Counties across the country have conducted tick surveillance going back to 1996 and the CDC identified counties as having at least six black-legged tick sightings in a year as having an established tick population.  They found that the eastern black legged tick (Ixodes scapularis) has doubled its range in the past 20 years and is now in 46% of US counties while the western black-legged tick (I. pacificus) has remained about the same at 4% of counties.  More disturbing, in the Northeast, the risk of Lyme disease from tick bites is up over 300% from the 1990s.

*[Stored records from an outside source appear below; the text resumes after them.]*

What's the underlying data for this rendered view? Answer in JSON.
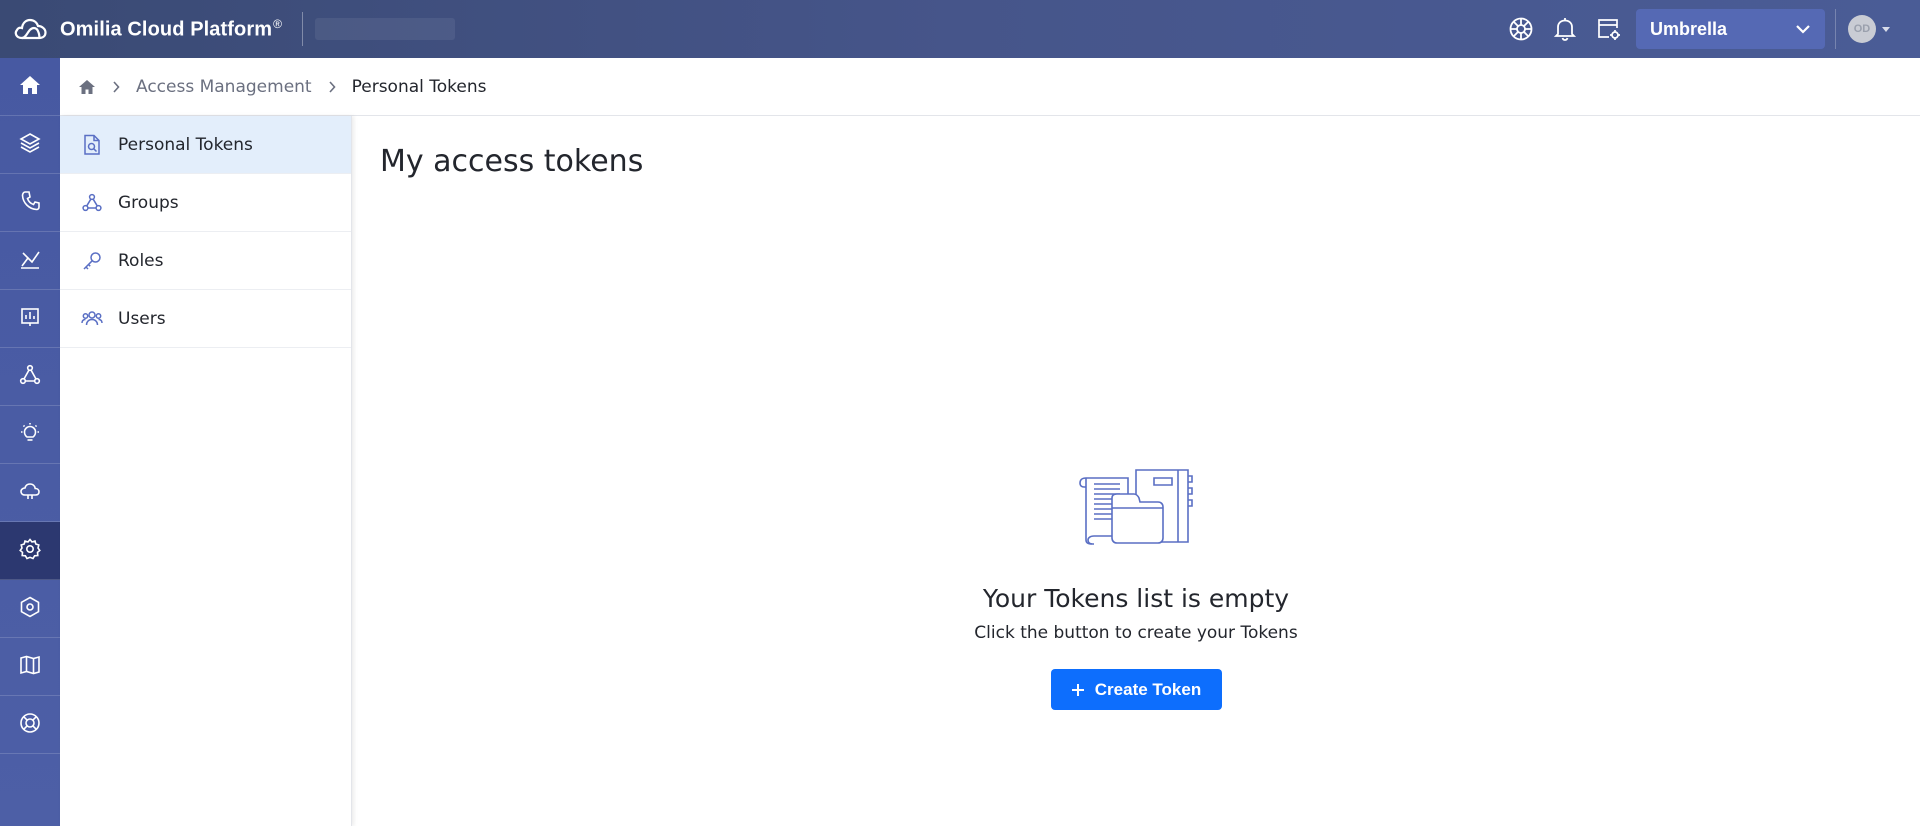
{
  "header": {
    "brand": "Omilia Cloud Platform",
    "brand_mark": "®",
    "org_selected": "Umbrella",
    "avatar_initials": "OD",
    "icons": [
      "settings-wheel-icon",
      "bell-icon",
      "calendar-settings-icon"
    ]
  },
  "rail": {
    "items": [
      {
        "icon": "home-icon"
      },
      {
        "icon": "layers-icon"
      },
      {
        "icon": "phone-icon"
      },
      {
        "icon": "analytics-icon"
      },
      {
        "icon": "reports-icon"
      },
      {
        "icon": "network-icon"
      },
      {
        "icon": "lightbulb-icon"
      },
      {
        "icon": "cloud-icon"
      },
      {
        "icon": "gear-icon",
        "active": true
      },
      {
        "icon": "hex-gear-icon"
      },
      {
        "icon": "map-icon"
      },
      {
        "icon": "help-icon"
      }
    ]
  },
  "breadcrumb": {
    "section": "Access Management",
    "current": "Personal Tokens"
  },
  "subnav": {
    "items": [
      {
        "label": "Personal Tokens",
        "icon": "token-icon",
        "active": true
      },
      {
        "label": "Groups",
        "icon": "groups-icon"
      },
      {
        "label": "Roles",
        "icon": "key-icon"
      },
      {
        "label": "Users",
        "icon": "users-icon"
      }
    ]
  },
  "main": {
    "title": "My access tokens",
    "empty_title": "Your Tokens list is empty",
    "empty_subtitle": "Click the button to create your Tokens",
    "create_button": "Create Token"
  },
  "colors": {
    "topbar": "#3a4a74",
    "rail": "#4759a2",
    "rail_active": "#2c3870",
    "org_select": "#5569b4",
    "subnav_active": "#e3eefb",
    "primary_button": "#0d6efd",
    "icon_accent": "#5a6fc4"
  }
}
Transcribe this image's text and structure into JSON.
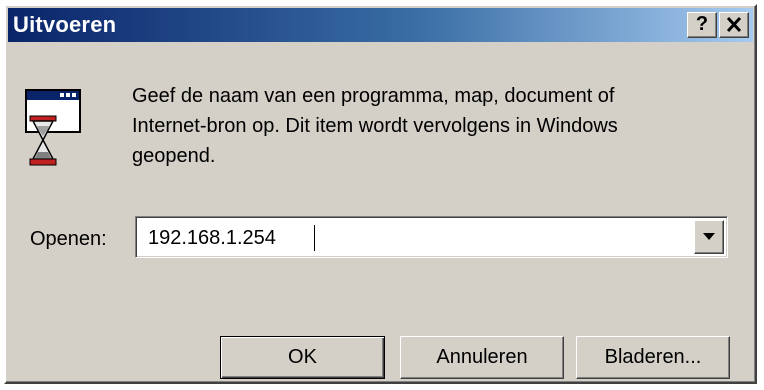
{
  "window": {
    "title": "Uitvoeren",
    "help_label": "?",
    "close_label": "✕"
  },
  "icon": "run-program-icon",
  "description": "Geef de naam van een programma, map, document of\nInternet-bron op. Dit item wordt vervolgens in Windows\ngeopend.",
  "open_field": {
    "label": "Openen:",
    "value": "192.168.1.254"
  },
  "buttons": {
    "ok": "OK",
    "cancel": "Annuleren",
    "browse": "Bladeren..."
  },
  "colors": {
    "titlebar_start": "#0a246a",
    "titlebar_end": "#a6caf0",
    "dialog_face": "#d4d0c8"
  }
}
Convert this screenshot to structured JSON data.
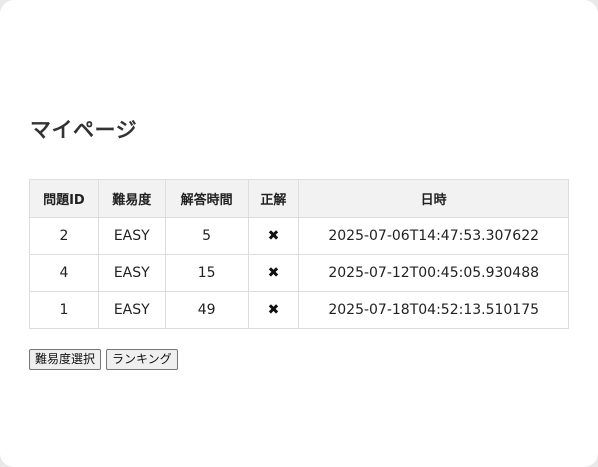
{
  "page": {
    "title": "マイページ"
  },
  "table": {
    "headers": [
      "問題ID",
      "難易度",
      "解答時間",
      "正解",
      "日時"
    ],
    "rows": [
      {
        "id": "2",
        "difficulty": "EASY",
        "time": "5",
        "correct": "✖",
        "datetime": "2025-07-06T14:47:53.307622"
      },
      {
        "id": "4",
        "difficulty": "EASY",
        "time": "15",
        "correct": "✖",
        "datetime": "2025-07-12T00:45:05.930488"
      },
      {
        "id": "1",
        "difficulty": "EASY",
        "time": "49",
        "correct": "✖",
        "datetime": "2025-07-18T04:52:13.510175"
      }
    ]
  },
  "buttons": {
    "difficulty_select": "難易度選択",
    "ranking": "ランキング"
  }
}
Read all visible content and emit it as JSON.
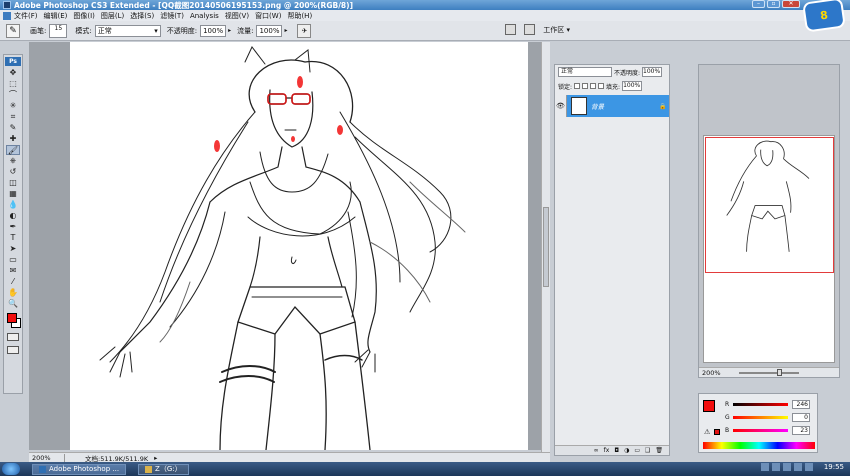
{
  "window": {
    "title": "Adobe Photoshop CS3 Extended - [QQ截图20140506195153.png @ 200%(RGB/8)]"
  },
  "menu": {
    "items": [
      "文件(F)",
      "编辑(E)",
      "图像(I)",
      "图层(L)",
      "选择(S)",
      "滤镜(T)",
      "Analysis",
      "视图(V)",
      "窗口(W)",
      "帮助(H)"
    ]
  },
  "options": {
    "brush_label": "画笔:",
    "brush_size": "15",
    "mode_label": "模式:",
    "mode_value": "正常",
    "opacity_label": "不透明度:",
    "opacity_value": "100%",
    "flow_label": "流量:",
    "flow_value": "100%",
    "workspace_label": "工作区 ▾"
  },
  "toolbox": {
    "ps_label": "Ps",
    "tools": [
      "move-tool",
      "marquee-tool",
      "lasso-tool",
      "magic-wand-tool",
      "crop-tool",
      "eyedropper-tool",
      "healing-tool",
      "brush-tool",
      "clone-stamp-tool",
      "history-brush-tool",
      "eraser-tool",
      "gradient-tool",
      "blur-tool",
      "dodge-tool",
      "pen-tool",
      "type-tool",
      "path-selection-tool",
      "shape-tool",
      "notes-tool",
      "eyedropper-2-tool",
      "hand-tool",
      "zoom-tool"
    ],
    "tool_glyphs": [
      "✥",
      "⬚",
      "⌒",
      "✳",
      "⌗",
      "✎",
      "✚",
      "🖌",
      "⎈",
      "↺",
      "◫",
      "▦",
      "💧",
      "◐",
      "✒",
      "T",
      "➤",
      "▭",
      "✉",
      "⁄",
      "✋",
      "🔍"
    ],
    "active_tool": 7,
    "fg_color": "#f20e0e",
    "bg_color": "#ffffff"
  },
  "document": {
    "zoom": "200%",
    "doc_info": "文档:511.9K/511.9K",
    "status_arrow": "▸"
  },
  "layers": {
    "blend_mode": "正常",
    "opacity_label": "不透明度:",
    "opacity_value": "100%",
    "lock_label": "锁定:",
    "fill_label": "填充:",
    "fill_value": "100%",
    "layer_name": "背景",
    "footer_icons": [
      "link-icon",
      "fx-icon",
      "mask-icon",
      "adjustment-icon",
      "group-icon",
      "new-layer-icon",
      "trash-icon"
    ],
    "footer_glyphs": [
      "∞",
      "fx",
      "◘",
      "◑",
      "▭",
      "❑",
      "🗑"
    ]
  },
  "navigator": {
    "zoom": "200%"
  },
  "color": {
    "r_label": "R",
    "g_label": "G",
    "b_label": "B",
    "r_value": "246",
    "g_value": "0",
    "b_value": "23",
    "warning_glyph": "⚠"
  },
  "taskbar": {
    "tasks": [
      "Adobe Photoshop ...",
      "Z（G:）"
    ],
    "clock": "19:55"
  },
  "logo_text": "8"
}
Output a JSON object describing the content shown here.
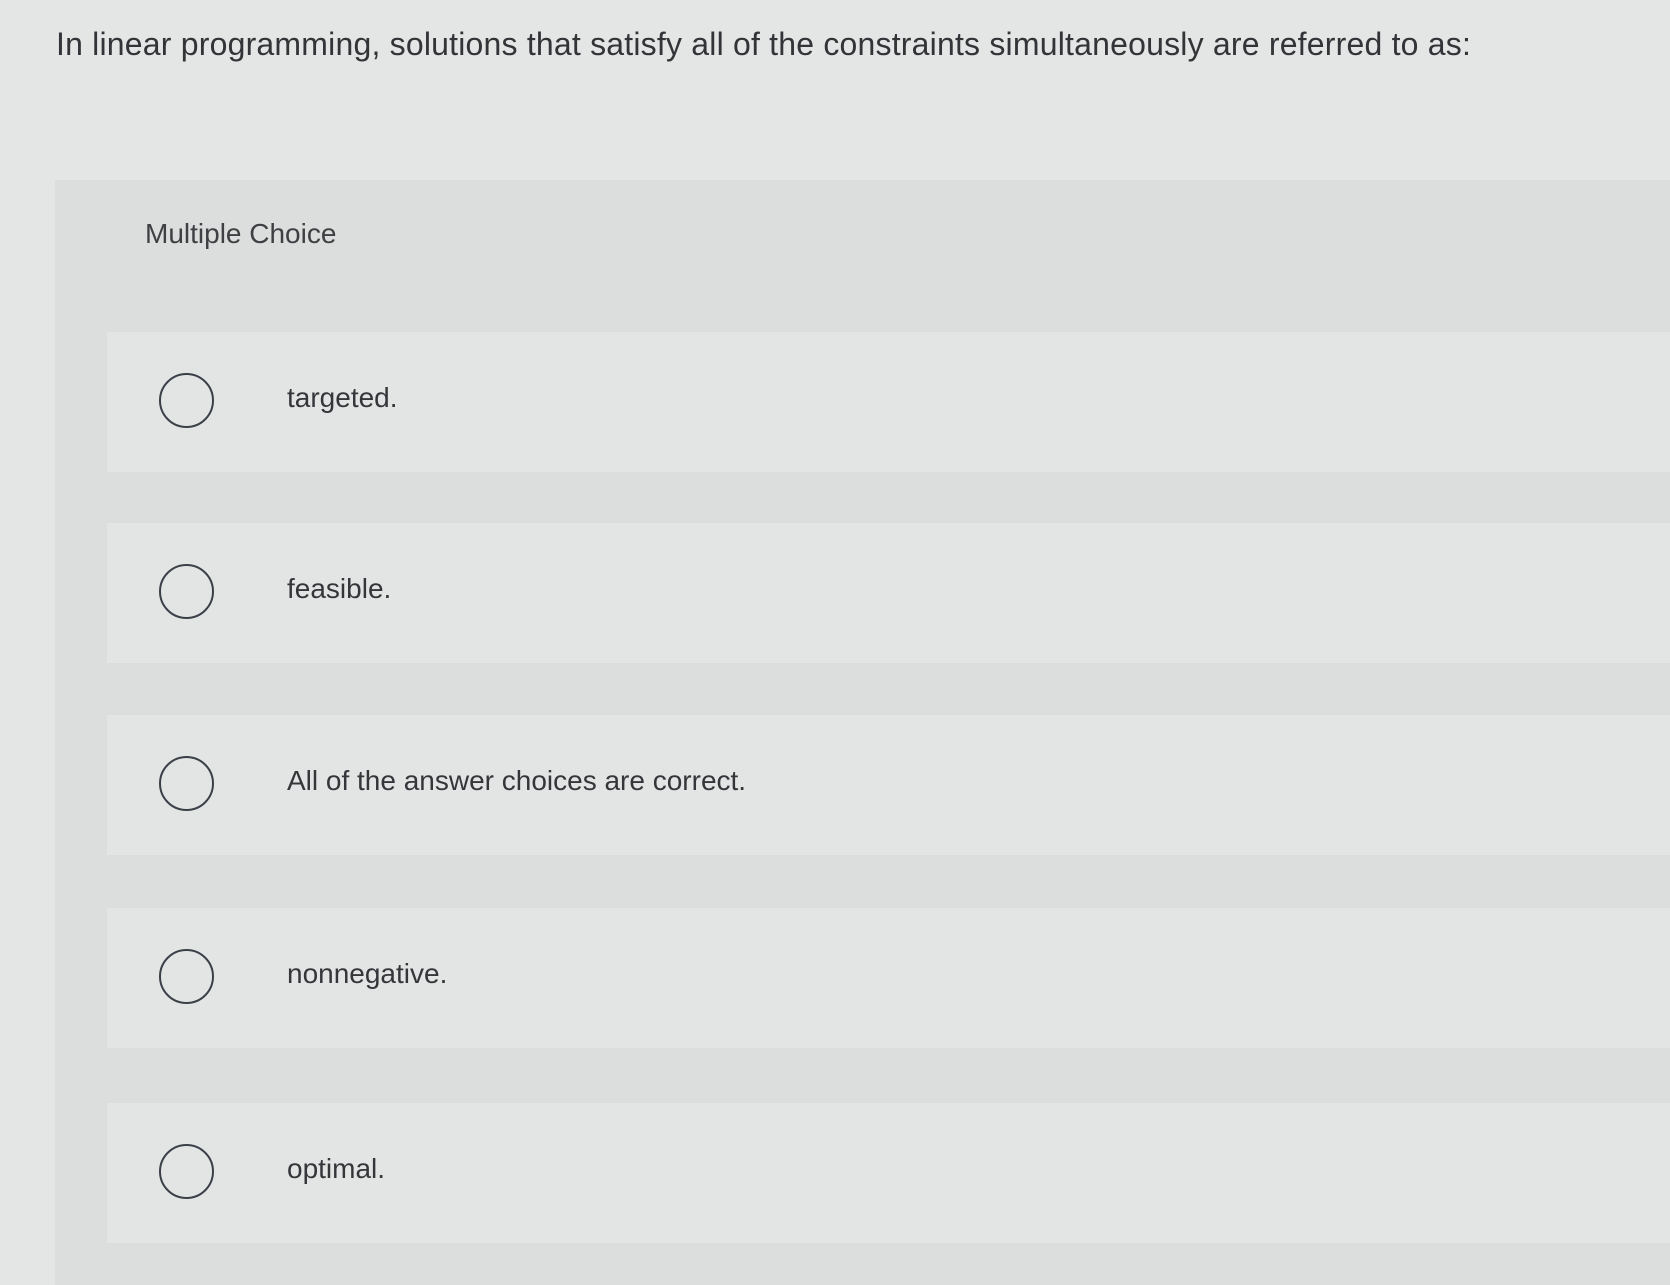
{
  "question": {
    "text": "In linear programming, solutions that satisfy all of the constraints simultaneously are referred to as:"
  },
  "multiple_choice": {
    "label": "Multiple Choice",
    "options": [
      {
        "label": "targeted.",
        "selected": false
      },
      {
        "label": "feasible.",
        "selected": false
      },
      {
        "label": "All of the answer choices are correct.",
        "selected": false
      },
      {
        "label": "nonnegative.",
        "selected": false
      },
      {
        "label": "optimal.",
        "selected": false
      }
    ]
  },
  "colors": {
    "page_background": "#e4e6e5",
    "panel_background": "#dcdede",
    "option_background": "#e3e5e4",
    "text": "#333437",
    "radio_border": "#3b4048"
  }
}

The CDC has many tips for preventing tick bites on their website at and the main tips include avoiding areas of thick vegetation if possible and if you cannot, wearing long sleeves and long pants, tucking your pants legs into your socks, applying 0.5% permethrin spray to clothing and outdoor gear, and using 20% DEET products on skin or clothes to avoid tick bites.  Equally as important, when you come back after a trip through the woods, check yourself and your pets for ticks and bathe or shower right away.  Even if you are bitten by a tick it will be a day or two before Lyme disease is passed into your body so you have a window where you can remove the tick without increasing your risk of infection.  If you haven’t noticed a tick that has been on you for more than 48 hours or you do not know how long it has been there, remove the tick and call your doctor because early use of antibiotics can prevent the serious symptoms of Lyme disease such as stiffened painful joints from occurring and you might just get a mild rash.

Dr. Michael White, UConn School of Pharmacy